(Records from a collection)
══════

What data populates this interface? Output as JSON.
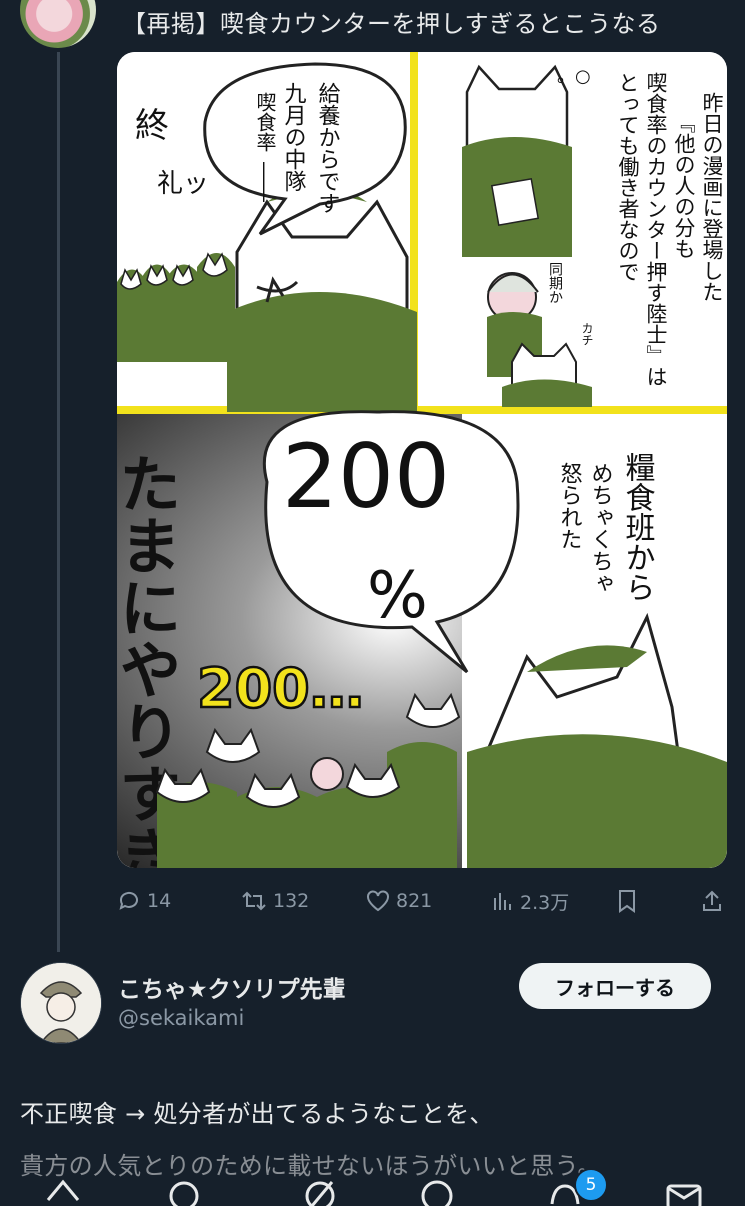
{
  "tweet": {
    "text": "【再掲】喫食カウンターを押しすぎるとこうなる",
    "manga": {
      "panel1": {
        "sfx_1": "終",
        "sfx_2": "礼ッ",
        "bubble_1": "給養からです",
        "bubble_2": "九月の中隊",
        "bubble_3": "喫食率",
        "bubble_4": "――"
      },
      "panel2": {
        "caption": [
          "昨日の漫画に登場した",
          "『他の人の分も",
          "喫食率のカウンター押す陸士』は",
          "とっても働き者なので"
        ],
        "note_1": "同期か",
        "note_2": "カチ",
        "think": "。○"
      },
      "panel3": {
        "side_text": "たまにやりすぎる",
        "bubble_number": "200",
        "bubble_unit": "%",
        "shout": "200…",
        "note_1": "糧食班から",
        "note_2": "めちゃくちゃ",
        "note_3": "怒られた"
      }
    },
    "actions": {
      "replies": "14",
      "retweets": "132",
      "likes": "821",
      "views": "2.3万"
    }
  },
  "reply": {
    "name": "こちゃ★クソリプ先輩",
    "handle": "@sekaikami",
    "follow_label": "フォローする",
    "line_1": "不正喫食 → 処分者が出てるようなことを、",
    "line_2": "貴方の人気とりのために載せないほうがいいと思う。"
  },
  "nav": {
    "notifications_badge": "5"
  },
  "colors": {
    "background": "#16202b",
    "accent": "#1d9bf0",
    "manga_green": "#5b7a34",
    "manga_yellow": "#f2e21c"
  }
}
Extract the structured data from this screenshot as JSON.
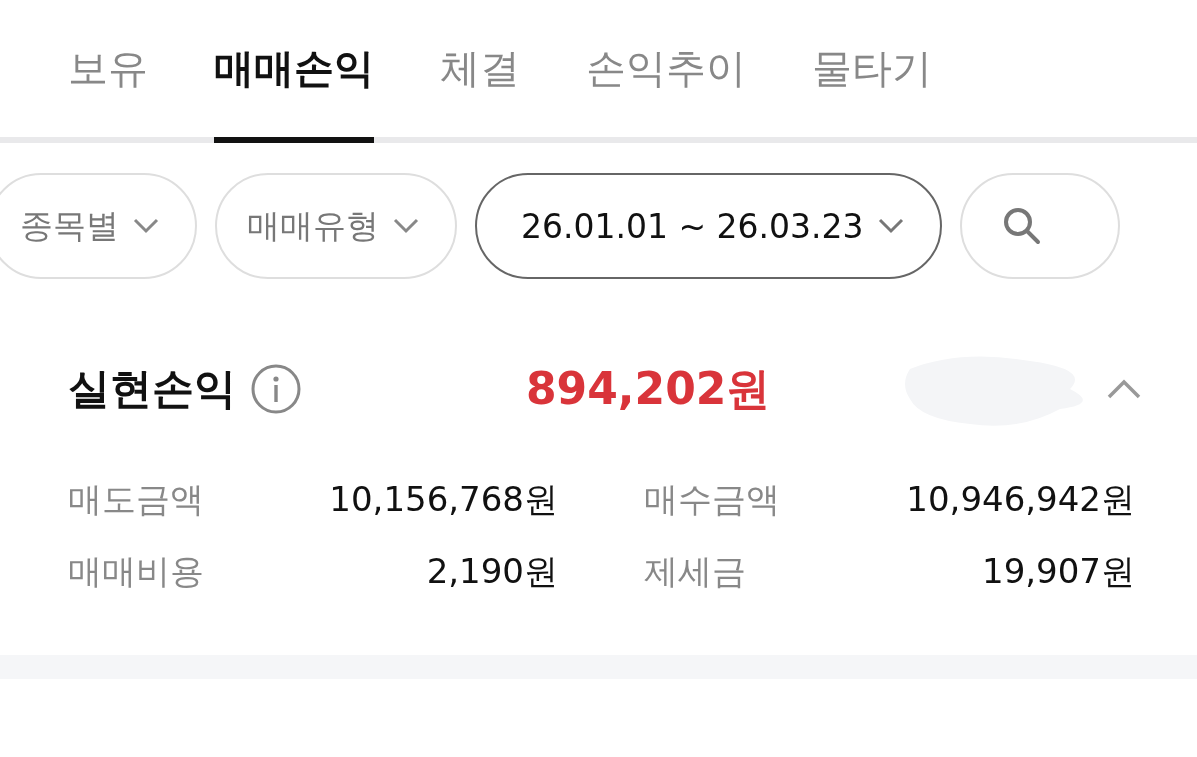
{
  "tabs": [
    {
      "label": "보유",
      "selected": false
    },
    {
      "label": "매매손익",
      "selected": true
    },
    {
      "label": "체결",
      "selected": false
    },
    {
      "label": "손익추이",
      "selected": false
    },
    {
      "label": "물타기",
      "selected": false
    }
  ],
  "filters": [
    {
      "kind": "dropdown",
      "label": "종목별",
      "selected": false
    },
    {
      "kind": "dropdown",
      "label": "매매유형",
      "selected": false
    },
    {
      "kind": "dropdown",
      "label": "26.01.01 ~ 26.03.23",
      "selected": true
    },
    {
      "kind": "search",
      "selected": false
    }
  ],
  "summary": {
    "title": "실현손익",
    "amount": "894,202원",
    "expanded": true,
    "details": [
      {
        "label": "매도금액",
        "value": "10,156,768원"
      },
      {
        "label": "매수금액",
        "value": "10,946,942원"
      },
      {
        "label": "매매비용",
        "value": "2,190원"
      },
      {
        "label": "제세금",
        "value": "19,907원"
      }
    ]
  }
}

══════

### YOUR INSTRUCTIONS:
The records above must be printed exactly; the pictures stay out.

### EXERCISE SOLUTION:
What data populates this interface? Output as JSON.
{
  "tweet": {
    "text": "【再掲】喫食カウンターを押しすぎるとこうなる",
    "manga": {
      "panel1": {
        "sfx_1": "終",
        "sfx_2": "礼ッ",
        "bubble_1": "給養からです",
        "bubble_2": "九月の中隊",
        "bubble_3": "喫食率",
        "bubble_4": "――"
      },
      "panel2": {
        "caption": [
          "昨日の漫画に登場した",
          "『他の人の分も",
          "喫食率のカウンター押す陸士』は",
          "とっても働き者なので"
        ],
        "note_1": "同期か",
        "note_2": "カチ",
        "think": "。○"
      },
      "panel3": {
        "side_text": "たまにやりすぎる",
        "bubble_number": "200",
        "bubble_unit": "%",
        "shout": "200…",
        "note_1": "糧食班から",
        "note_2": "めちゃくちゃ",
        "note_3": "怒られた"
      }
    },
    "actions": {
      "replies": "14",
      "retweets": "132",
      "likes": "821",
      "views": "2.3万"
    }
  },
  "reply": {
    "name": "こちゃ★クソリプ先輩",
    "handle": "@sekaikami",
    "follow_label": "フォローする",
    "line_1": "不正喫食 → 処分者が出てるようなことを、",
    "line_2": "貴方の人気とりのために載せないほうがいいと思う。"
  },
  "nav": {
    "notifications_badge": "5"
  },
  "colors": {
    "background": "#16202b",
    "accent": "#1d9bf0",
    "manga_green": "#5b7a34",
    "manga_yellow": "#f2e21c"
  }
}
Extract the structured data from this screenshot as JSON.
{
  "tabs": [
    {
      "label": "보유",
      "selected": false
    },
    {
      "label": "매매손익",
      "selected": true
    },
    {
      "label": "체결",
      "selected": false
    },
    {
      "label": "손익추이",
      "selected": false
    },
    {
      "label": "물타기",
      "selected": false
    }
  ],
  "filters": [
    {
      "kind": "dropdown",
      "label": "종목별",
      "selected": false
    },
    {
      "kind": "dropdown",
      "label": "매매유형",
      "selected": false
    },
    {
      "kind": "dropdown",
      "label": "26.01.01 ~ 26.03.23",
      "selected": true
    },
    {
      "kind": "search",
      "selected": false
    }
  ],
  "summary": {
    "title": "실현손익",
    "amount": "894,202원",
    "expanded": true,
    "details": [
      {
        "label": "매도금액",
        "value": "10,156,768원"
      },
      {
        "label": "매수금액",
        "value": "10,946,942원"
      },
      {
        "label": "매매비용",
        "value": "2,190원"
      },
      {
        "label": "제세금",
        "value": "19,907원"
      }
    ]
  }
}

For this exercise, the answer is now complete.